Nearly three decades ago, after the fall of the Berlin Wall and the breakup of the U.S.S.R., John le CarrĂŠ retired his greatest character, the potbellied English intelligence agent George Smiley, and turned away from Cold War, great-game spy novels toward one-off thrillers about gangsters, terrorists, and arms dealers. But with Western Europe tilting toward populist turmoil and grappling with new consequences of the communismâ€™s fall, le CarrĂŠ couldnâ€™t stay away.
A SWAT team raided Jonathan Whitworth's house in Februrary looking for a "large amount of marijuana." They shot his two dogs, killing one. All they found was a pipe, a grinder, and a "small amount" of weed. Now there's video. With an almost admirable efficiency, the Columbia, Missouri SWAT team knocked down the Whitworth family's door, shot both dogs, and handcuffed Jonathan against the floor while hustling his wife and kid out the door.
[There was a video here]After James Franco's squinty, smirky I-can't-believe-I'm-saying-these-words Oscars hosting stint, you may have some questions. Such as: Was he stoned? And: How stoned was he? Luckily, we have prepared a brief FAQ to help guide you through this confusing moment. Was James Franco stoned when he hosted the Oscars? Yes. How do you know? Come on, did you see him? So you don't have any proof? Dude. He says he hasn't smoked pot since high school. Neither have we!

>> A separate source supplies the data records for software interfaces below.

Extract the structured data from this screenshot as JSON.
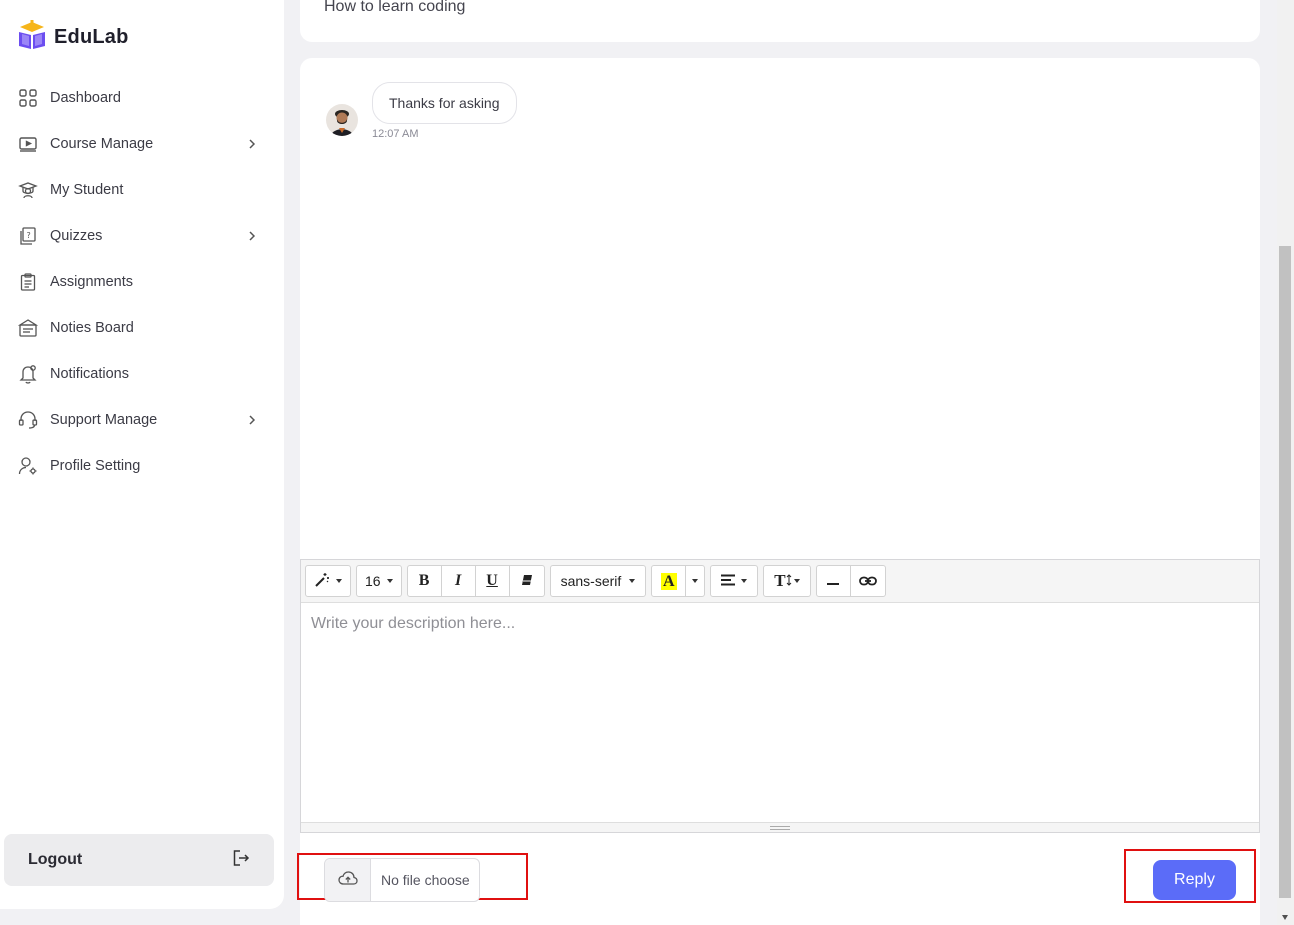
{
  "brand": {
    "name": "EduLab",
    "logo_icon": "graduation-book-logo"
  },
  "sidebar": {
    "items": [
      {
        "label": "Dashboard",
        "icon": "grid-icon",
        "has_submenu": false
      },
      {
        "label": "Course Manage",
        "icon": "video-play-icon",
        "has_submenu": true
      },
      {
        "label": "My Student",
        "icon": "student-icon",
        "has_submenu": false
      },
      {
        "label": "Quizzes",
        "icon": "quiz-icon",
        "has_submenu": true
      },
      {
        "label": "Assignments",
        "icon": "clipboard-icon",
        "has_submenu": false
      },
      {
        "label": "Noties Board",
        "icon": "board-icon",
        "has_submenu": false
      },
      {
        "label": "Notifications",
        "icon": "bell-icon",
        "has_submenu": false
      },
      {
        "label": "Support Manage",
        "icon": "headset-icon",
        "has_submenu": true
      },
      {
        "label": "Profile Setting",
        "icon": "user-gear-icon",
        "has_submenu": false
      }
    ],
    "logout_label": "Logout"
  },
  "topic": {
    "title": "How to learn coding"
  },
  "messages": [
    {
      "text": "Thanks for asking",
      "time": "12:07 AM"
    }
  ],
  "editor": {
    "font_size": "16",
    "font_family": "sans-serif",
    "placeholder": "Write your description here...",
    "toolbar": {
      "bold": "B",
      "italic": "I",
      "underline": "U",
      "text_color": "A",
      "text_size": "T"
    }
  },
  "attachment": {
    "label": "No file choose"
  },
  "reply_label": "Reply",
  "colors": {
    "accent": "#5b6cf8",
    "highlight_box": "#e01010"
  }
}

Muck Rack makes it simple to find people, tweets, or articles that mention any name, keyword, company, hashtag etc. We've compiled this guide to help you make the most of your search.
Selecting a term
Start searching tweets, articles from media outlets, articles mentioned in tweets, journalists'
names, titles and bios with some suggested searches:
Companies or Topics (e.g. iPhone, Microsoft)
Phrases (e.g. "cloud computing") — use quotes to keep the terms together
Twitter handles (e.g. @username) — returns those who have mentioned or replied to
Names (e.g. "David Pogue")
Hashtags (e.g. #sxsw, #london2012)
Bio details (e.g. vegan, Olympics, father)
Muck Rack's Advanced Search allows for many boolean operators.
Find results that mention multiple specified terms, use AND or
+. For example, ensure each result contains both Elon Musk and Mark Zuckerberg by
searching Obama AND Romney or Obama + Romney.
Use the operators OR or , to broaden your search when you'd like either of
multiple terms to appear in results. (This is the default behavior of our search when no operators
are used.) For example, search for democrat OR republican to find results that refer to
Democrats and/or Republicans.
Use NOT or - to subtract results from your search. For
example, searching Disney will yield results about the Walt Disney Company as well as Walt Disney
World Resort. To exclude mentions of Disney World, search for Disney -World or Disney
When using one of these operators with a phrase, enclose it in quotation marks. For example, you can
find results about smartphones excluding Apple's iPhone 4S by searching smartphone -"iPhone
Exact case matching or punctuation
If you're searching for a brand name or keyword that relies on specific punctuation marks or capitalization, you can
find results that match your exact query by adding matchcase: before the keyword you're searching for, like matchcase:E*TRADE .
Use parentheses to separate multiple
boolean phrases. For example, to find journalists talking about having fun in Disney World or
Disneyland, search for ("disney world" OR disneyland) AND fun.
An asterisk can be used to search for any variation of a root word truncated by the asterisk. For example, searching for admin* will return results for administrator, administration, administer, administered, etc.
A near operator is an AND operator where you can control the distance between the words. You can vary the distance the near operation uses by adding a forward slash and number (between 0-99) such as strawberries NEAR/10 "whipped cream", which means the strawberries must exist within 10 words of "whipped cream".